Tuesday, November 24, 2009

From the mouths of babes...

Sometimes, as parents, we avoid telling our young children the truth. We don't explain things the way we should or don't show how we really feel simply because we think they are incapable of comprehending. But the fact is, they do feel...they do understand...and so much more than we give them credit for.

While having dinner last night, I overheard this conversation between my daughter and youngest son.

Missy: "If you had one wish, what would it be?"
Matthew: "I'll wish Mama's mom back."
Missy: "Why?"
Matthew: "Because that would make Mama happy."

How sensitive is my son to my feelings.  Oftentimes, I even think that, at his tender age of 8, he knows me even deeper than most people do.  I thanked him for what he wished for but quickly added that I did not desire for his Lola to come back.  If she does, I told him, she'd only get sick again and I do not want that.  She is much better off staying in heaven...

Mom and Matthew in 2005


  1. What a sweet and selfless thing to wish for! Most 8 year old boys would wish for the latest video game or the like! Your son has a beautiful heart :)

  2. What a compassionate little boy your son.

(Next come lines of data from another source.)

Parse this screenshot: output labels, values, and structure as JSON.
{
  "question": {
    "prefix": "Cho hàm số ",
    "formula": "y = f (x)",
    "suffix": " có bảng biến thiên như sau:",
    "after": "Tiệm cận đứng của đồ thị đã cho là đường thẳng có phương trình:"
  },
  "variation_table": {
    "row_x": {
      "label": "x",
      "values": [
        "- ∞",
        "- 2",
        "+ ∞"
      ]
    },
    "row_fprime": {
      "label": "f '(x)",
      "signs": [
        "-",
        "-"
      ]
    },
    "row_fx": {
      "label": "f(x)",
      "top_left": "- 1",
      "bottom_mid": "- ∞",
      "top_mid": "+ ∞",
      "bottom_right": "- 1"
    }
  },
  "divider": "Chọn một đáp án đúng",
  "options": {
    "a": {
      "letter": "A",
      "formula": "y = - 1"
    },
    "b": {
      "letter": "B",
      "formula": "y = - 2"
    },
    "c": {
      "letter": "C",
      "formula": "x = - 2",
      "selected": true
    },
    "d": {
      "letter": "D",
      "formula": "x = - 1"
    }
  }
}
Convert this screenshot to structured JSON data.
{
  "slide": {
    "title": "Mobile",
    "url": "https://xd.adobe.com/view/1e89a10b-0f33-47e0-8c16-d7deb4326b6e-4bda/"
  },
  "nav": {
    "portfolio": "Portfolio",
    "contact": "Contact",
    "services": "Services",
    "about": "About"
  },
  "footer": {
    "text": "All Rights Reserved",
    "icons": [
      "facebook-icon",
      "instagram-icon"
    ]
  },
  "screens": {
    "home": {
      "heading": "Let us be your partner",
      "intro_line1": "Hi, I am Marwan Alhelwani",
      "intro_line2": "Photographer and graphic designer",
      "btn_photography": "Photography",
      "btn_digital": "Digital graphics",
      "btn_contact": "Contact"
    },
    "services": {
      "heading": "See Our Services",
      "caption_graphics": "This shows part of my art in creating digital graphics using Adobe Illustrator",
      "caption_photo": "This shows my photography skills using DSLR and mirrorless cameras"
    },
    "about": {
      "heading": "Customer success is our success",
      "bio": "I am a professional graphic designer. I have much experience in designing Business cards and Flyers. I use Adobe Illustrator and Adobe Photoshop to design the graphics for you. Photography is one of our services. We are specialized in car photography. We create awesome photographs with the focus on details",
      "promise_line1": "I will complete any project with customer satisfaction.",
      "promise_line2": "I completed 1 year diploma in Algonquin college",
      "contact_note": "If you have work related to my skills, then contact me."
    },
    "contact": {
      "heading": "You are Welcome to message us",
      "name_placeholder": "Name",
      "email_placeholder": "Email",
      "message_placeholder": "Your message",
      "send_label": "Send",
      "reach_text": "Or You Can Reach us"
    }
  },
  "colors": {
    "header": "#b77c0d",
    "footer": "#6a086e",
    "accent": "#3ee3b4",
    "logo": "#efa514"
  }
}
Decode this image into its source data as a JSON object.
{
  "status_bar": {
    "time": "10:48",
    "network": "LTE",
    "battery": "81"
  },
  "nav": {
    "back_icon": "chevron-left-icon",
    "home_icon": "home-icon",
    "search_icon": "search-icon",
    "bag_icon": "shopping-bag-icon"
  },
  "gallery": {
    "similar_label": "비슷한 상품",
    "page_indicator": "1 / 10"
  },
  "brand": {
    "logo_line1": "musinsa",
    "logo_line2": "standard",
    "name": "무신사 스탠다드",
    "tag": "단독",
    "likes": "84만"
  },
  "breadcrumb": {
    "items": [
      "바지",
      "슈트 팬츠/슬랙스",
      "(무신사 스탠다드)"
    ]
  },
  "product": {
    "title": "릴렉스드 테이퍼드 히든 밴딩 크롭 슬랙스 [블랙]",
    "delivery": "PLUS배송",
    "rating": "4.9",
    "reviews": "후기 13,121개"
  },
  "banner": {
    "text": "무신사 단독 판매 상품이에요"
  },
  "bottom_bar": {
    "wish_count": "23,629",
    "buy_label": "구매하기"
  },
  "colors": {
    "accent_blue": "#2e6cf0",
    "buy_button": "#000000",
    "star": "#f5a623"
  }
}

    My oldest son (12) once had a sort-of similar conversation with me when he was 8-9 years old. It's not that it's similar in wishing for me really, but the sentiment of thought is the same. Tear-inducing for sure. We were in the car and he asked if I thought I was going to heaven when I died. I said "yes." He thought for a moment on that answer. He got teary-eyed. I asked if he was alright. He looked at me through the rear view mirror and said "I want to go with you!" I didn't know what to say - how does a parent respond to that without scaring them further? He suddenly burst out with "Well, when you do go to heaven I'm going to hold onto your foot so I can go "up" with you."

    I literally wept. I can only imagine what his thoughts were on the subject of heaven and a body levitating up towards the sky. But it didn't matter to him. He was going to hold onto my foot like a boy with a balloon string and go along for the ride. It made me feel so good (in a weird way) that my 8 year old child thought that deeply about dying and of me.

    Now, he has a tendency to yell at me. LOL Those tweens, I'll tell you. ;-) Thanks for sharing such a sweet story and for allowing me the memory of mine once again. Your response to your son taught him a valuable lesson of selflessness because even though you miss your mom and it would make you happy to see her again, you wouldn't want her back if that meant her pain. It's like the saying, "Train up a child and when he grows he shall never part." Keep up that wonderful mothering!

  3. It is amazing what our younger children come up with sometimes. I think that when they are still children, they "hear" heaven more clearly than we do as adults and so sometimes surprise us with something so profound.